Each of the following records is to be output exactly.

Segment Open

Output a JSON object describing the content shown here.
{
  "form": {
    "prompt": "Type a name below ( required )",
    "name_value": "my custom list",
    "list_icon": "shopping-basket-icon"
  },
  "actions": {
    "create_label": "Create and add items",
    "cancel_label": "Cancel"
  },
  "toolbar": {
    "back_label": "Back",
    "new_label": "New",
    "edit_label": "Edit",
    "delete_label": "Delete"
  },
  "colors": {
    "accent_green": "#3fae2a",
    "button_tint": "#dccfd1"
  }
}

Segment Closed

Result for this exercise ::
Output a JSON object describing the content shown here.
{
  "form": {
    "prompt": "Type a name below ( required )",
    "name_value": "my custom list",
    "list_icon": "shopping-basket-icon"
  },
  "actions": {
    "create_label": "Create and add items",
    "cancel_label": "Cancel"
  },
  "toolbar": {
    "back_label": "Back",
    "new_label": "New",
    "edit_label": "Edit",
    "delete_label": "Delete"
  },
  "colors": {
    "accent_green": "#3fae2a",
    "button_tint": "#dccfd1"
  }
}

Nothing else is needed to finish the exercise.